Rucksack & Contents  (Possibles bag)

My rucksack is constructed of  12 oz. hemp canvas. It measures 14"x 19" x 3".  The canvas is treated with a mixture of burnt umber paint powder and linseed oil. This mixture was worked well into the canvas and took about two weeks to dry. The bag is now impervious to water. The bottom is reinforced  with leather wrapping up the front and back. The straps are reinforced with copper rivets. Presently there are two brass rings attached to the bottom of the bag for carrying blankets, but I don't like this approach and will be removing them. They allow the bedroll to swing to much.
Pictured here are some of the foodstuffs that.are always in my rucksack. In the lower left corner is a pile of pieces of portable soup, which is basically boullion rendered down from beef roasts or the leftover Thanksgiving turkey. Moving clockwise is a sample of ground blue mexican corn.  Next is a conglomeration of jerky. This is quite dry, but reconstitutes easily. Below the jerky is a bag of steel cut oats. Boiled oats with raisins or cranberries makes a fine breakfast. To the left of the oats is a piece of bacon. I've carried some pieces of bacon for more than a year and still was able to use it. Left of the bacon is a small salt horn. In the center are two cones of muscavado sugar, a cake of maple sugar and some mexican chocolate.
          This is not all I usually carry with me. I also enjoy split peas, corn cakes, fresher jerky, an occasional apple, parched corn kernals with walnuts and maple sugar mixed in to name a few.
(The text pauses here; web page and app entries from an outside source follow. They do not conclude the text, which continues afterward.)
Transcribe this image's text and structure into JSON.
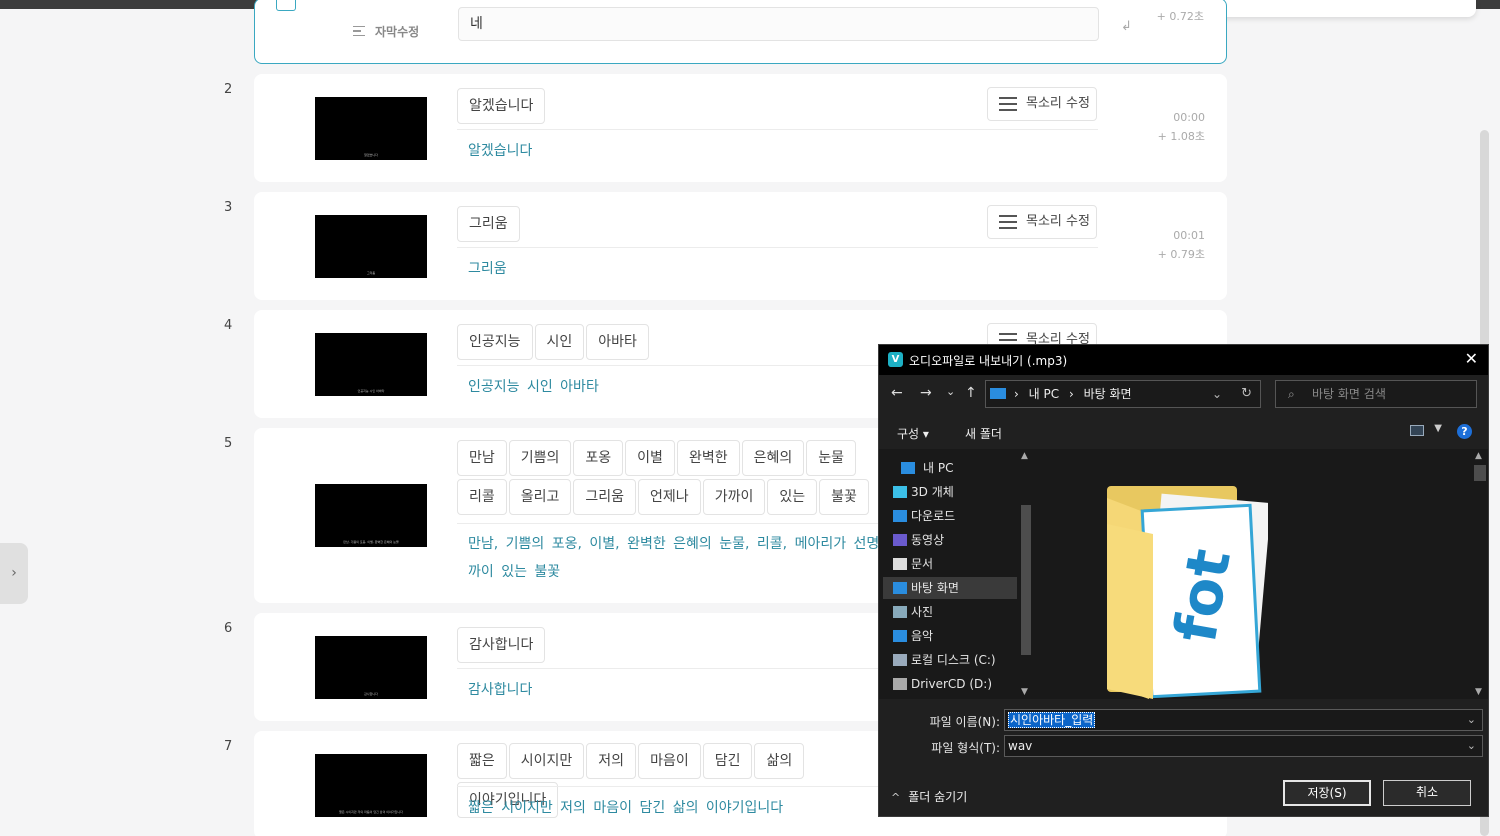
{
  "editor": {
    "row1": {
      "edit_label": "자막수정",
      "input_value": "네",
      "time_delta": "+ 0.72초"
    },
    "rows": [
      {
        "num": "2",
        "chips": [
          "알겠습니다"
        ],
        "subtitle": "알겠습니다",
        "voice_label": "목소리 수정",
        "time": "00:00",
        "delta": "+ 1.08초",
        "thumb_caption": "알겠습니다"
      },
      {
        "num": "3",
        "chips": [
          "그리움"
        ],
        "subtitle": "그리움",
        "voice_label": "목소리 수정",
        "time": "00:01",
        "delta": "+ 0.79초",
        "thumb_caption": "그리움"
      },
      {
        "num": "4",
        "chips": [
          "인공지능",
          "시인",
          "아바타"
        ],
        "subtitle": "인공지능 시인 아바타",
        "voice_label": "목소리 수정",
        "thumb_caption": "인공지능 시인 아바타"
      },
      {
        "num": "5",
        "chips": [
          "만남",
          "기쁨의",
          "포옹",
          "이별",
          "완벽한",
          "은혜의",
          "눈물",
          "리콜",
          "올리고",
          "그리움",
          "언제나",
          "가까이",
          "있는",
          "불꽃"
        ],
        "subtitle": "만남, 기쁨의 포옹, 이별, 완벽한 은혜의 눈물, 리콜, 메아리가 선명 까이 있는 불꽃",
        "thumb_caption": "만남, 기쁨의 포옹, 이별, 완벽한 은혜의 눈물"
      },
      {
        "num": "6",
        "chips": [
          "감사합니다"
        ],
        "subtitle": "감사합니다",
        "thumb_caption": "감사합니다"
      },
      {
        "num": "7",
        "chips": [
          "짧은",
          "시이지만",
          "저의",
          "마음이",
          "담긴",
          "삶의",
          "이야기입니다"
        ],
        "subtitle": "짧은 시이지만 저의 마음이 담긴 삶의 이야기입니다",
        "thumb_caption": "짧은 시이지만 저의 마음이 담긴 삶의 이야기입니다"
      }
    ]
  },
  "side_handle": "›",
  "dialog": {
    "app_icon": "V",
    "title": "오디오파일로 내보내기 (.mp3)",
    "close": "✕",
    "nav": {
      "back": "←",
      "forward": "→",
      "recent": "⌄",
      "up": "↑"
    },
    "address": {
      "pc": "내 PC",
      "sep": "›",
      "folder": "바탕 화면",
      "dropdown": "⌄",
      "refresh": "↻"
    },
    "search_placeholder": "바탕 화면 검색",
    "toolbar": {
      "organize": "구성 ▾",
      "new_folder": "새 폴더",
      "help": "?"
    },
    "tree": [
      "내 PC",
      "3D 개체",
      "다운로드",
      "동영상",
      "문서",
      "바탕 화면",
      "사진",
      "음악",
      "로컬 디스크 (C:)",
      "DriverCD (D:)"
    ],
    "filename_label": "파일 이름(N):",
    "filename_value": "시인아바타_입력",
    "filetype_label": "파일 형식(T):",
    "filetype_value": "wav",
    "hide_folders": "폴더 숨기기",
    "save_button": "저장(S)",
    "cancel_button": "취소"
  }
}
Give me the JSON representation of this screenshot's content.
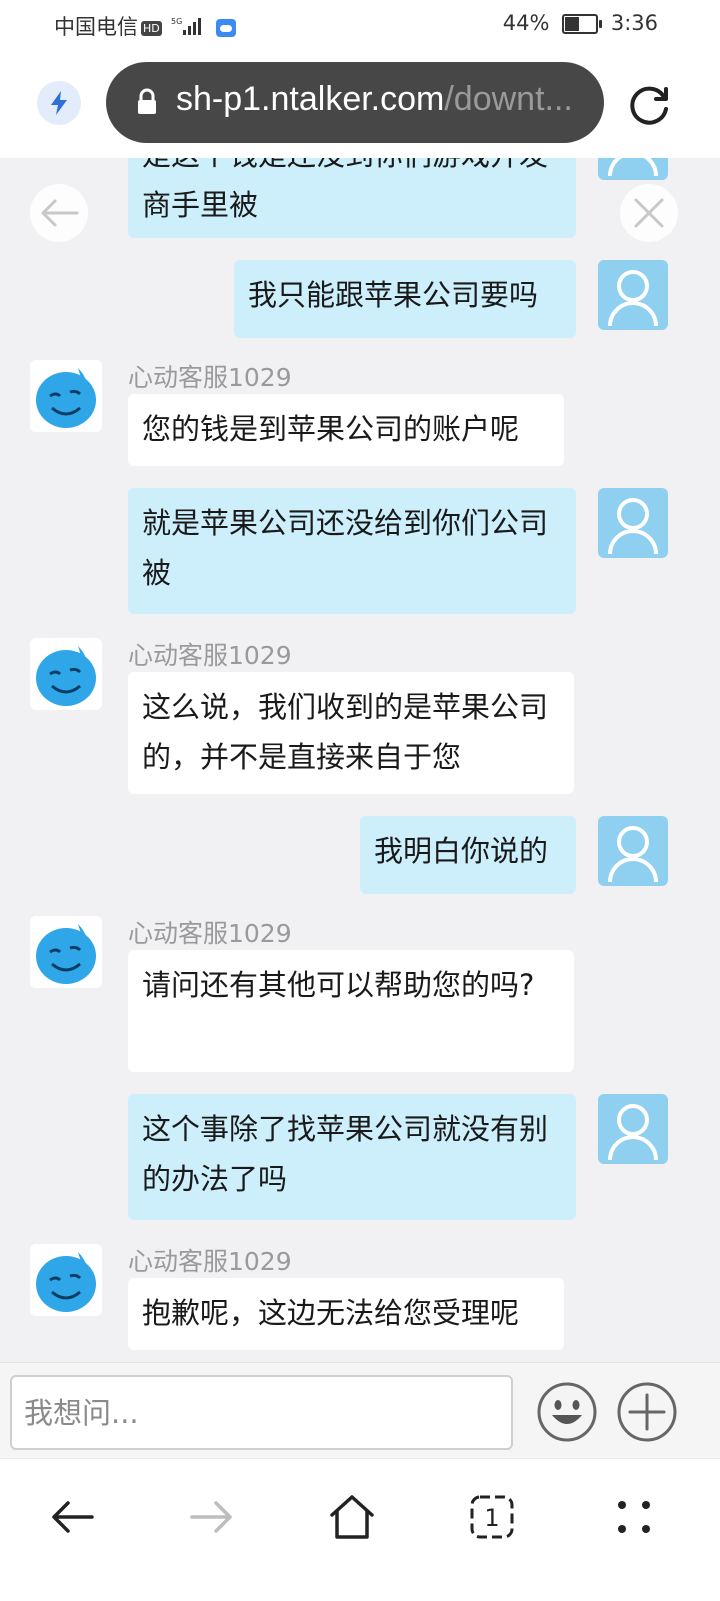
{
  "status_bar": {
    "carrier": "中国电信",
    "badge": "HD",
    "network": "5G",
    "battery": "44%",
    "battery_level": 0.44,
    "time": "3:36"
  },
  "browser": {
    "url_host": "sh-p1.ntalker.com",
    "url_path": "/downt..."
  },
  "chat": {
    "messages": [
      {
        "from": "user",
        "text": "就是苹果公司还没给到你们公司被"
      },
      {
        "from": "user",
        "text": "是这个钱是还没到你们游戏开发商手里被"
      },
      {
        "from": "user",
        "text": "我只能跟苹果公司要吗"
      },
      {
        "from": "agent",
        "name": "心动客服1029",
        "text": "您的钱是到苹果公司的账户呢"
      },
      {
        "from": "user",
        "text": "就是苹果公司还没给到你们公司被"
      },
      {
        "from": "agent",
        "name": "心动客服1029",
        "text": "这么说，我们收到的是苹果公司的，并不是直接来自于您"
      },
      {
        "from": "user",
        "text": "我明白你说的"
      },
      {
        "from": "agent",
        "name": "心动客服1029",
        "text": "请问还有其他可以帮助您的吗?"
      },
      {
        "from": "user",
        "text": "这个事除了找苹果公司就没有别的办法了吗"
      },
      {
        "from": "agent",
        "name": "心动客服1029",
        "text": "抱歉呢，这边无法给您受理呢"
      }
    ]
  },
  "input": {
    "placeholder": "我想问..."
  },
  "icons": {
    "lightning": "lightning-icon",
    "lock": "lock-icon",
    "refresh": "refresh-icon",
    "back": "back-arrow-icon",
    "close": "close-icon",
    "emoji": "emoji-icon",
    "plus": "plus-icon",
    "nav_back": "nav-back-icon",
    "nav_forward": "nav-forward-icon",
    "home": "home-icon",
    "tabs": "tabs-icon",
    "more": "more-icon"
  },
  "bottom_nav": {
    "tabs_count": "1"
  },
  "colors": {
    "user_bubble": "#cdeffc",
    "agent_bubble": "#ffffff",
    "chat_background": "#f1f1f4",
    "accent": "#2f6fd8"
  }
}
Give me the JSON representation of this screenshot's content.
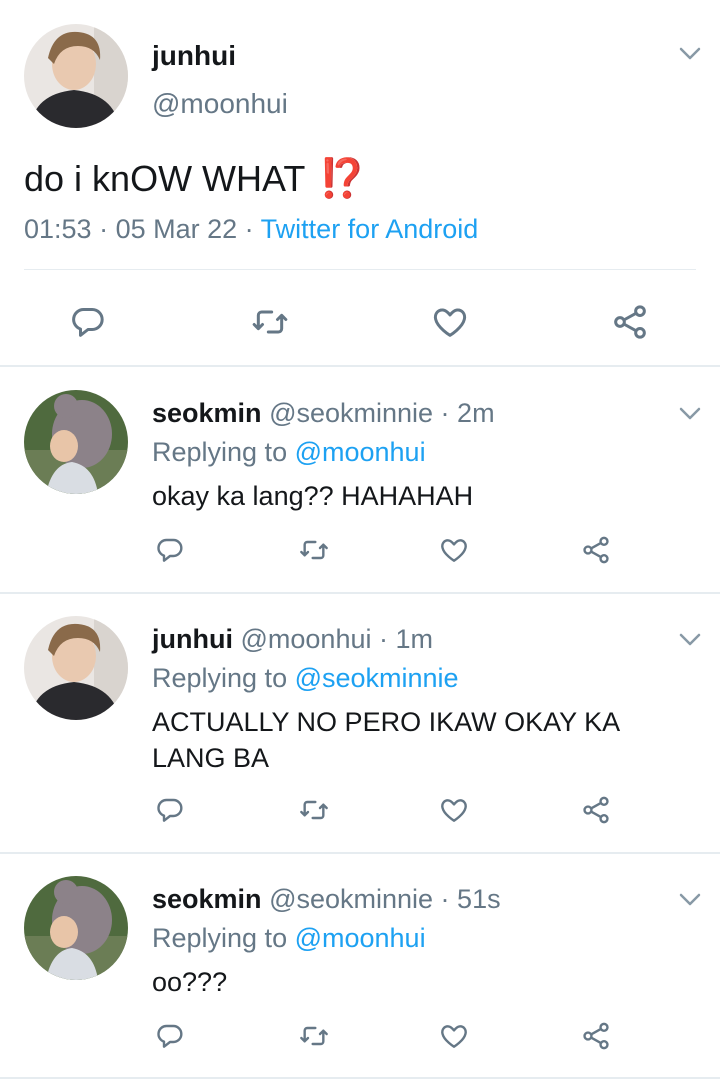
{
  "main_tweet": {
    "name": "junhui",
    "handle": "@moonhui",
    "text": "do i knOW WHAT",
    "emoji": "⁉️",
    "time": "01:53",
    "date": "05 Mar 22",
    "client": "Twitter for Android",
    "meta_separator": " · "
  },
  "replies": [
    {
      "name": "seokmin",
      "handle": "@seokminnie",
      "age": "2m",
      "replying_label": "Replying to ",
      "replying_to": "@moonhui",
      "text": "okay ka lang?? HAHAHAH"
    },
    {
      "name": "junhui",
      "handle": "@moonhui",
      "age": "1m",
      "replying_label": "Replying to ",
      "replying_to": "@seokminnie",
      "text": "ACTUALLY NO PERO IKAW OKAY KA LANG BA"
    },
    {
      "name": "seokmin",
      "handle": "@seokminnie",
      "age": "51s",
      "replying_label": "Replying to ",
      "replying_to": "@moonhui",
      "text": "oo???"
    }
  ],
  "separator_dot": " · ",
  "icons": [
    "reply-icon",
    "retweet-icon",
    "like-icon",
    "share-icon",
    "chevron-down-icon"
  ],
  "colors": {
    "text": "#14171a",
    "secondary": "#657786",
    "link": "#1da1f2",
    "divider": "#e6ecf0"
  }
}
When it comes time to cook, I use a tin boiler or small sheet steel fry pan. The  tin quite light and very convenient for preparing other foods. I use a long handled silver spoon and a wooden spoon. If I am lucky enough to have some fresh meat, it usually gets roasted on a green willow over the coals.
Seems like there is always something to repair. Here are the items I carry in my sewing kit. A small pair of scissors, a woden needle case with various needles, a wooden boobin filled with light linen thread, a roll of brown waxed linen  6 ply thread, a small awl carried stuck into a lump of beeswax, a bundle of rawhide lacing and some leather scrap.

It's good to practice some hygiene on the trail. Here is the ubiquitous bone-handled, boar-bristled tooth brush, some castlie soap, a small mirror and a horn comb. Also pictured is a turkey bone which may be used to blow on the tinder bundle when lighting a fire, or to practice making turkey calls.
That's the basics of what's in my pack. The themes seem to be fairly common among re-enactors with variances in the details.

Something I didn't show here is the Pur water filter I carry. A good friend and trekker Kent Klein carries a small medical pouch marked with a red cross. I like that idea and will incorporate it in my bag to carry my insulin supplies.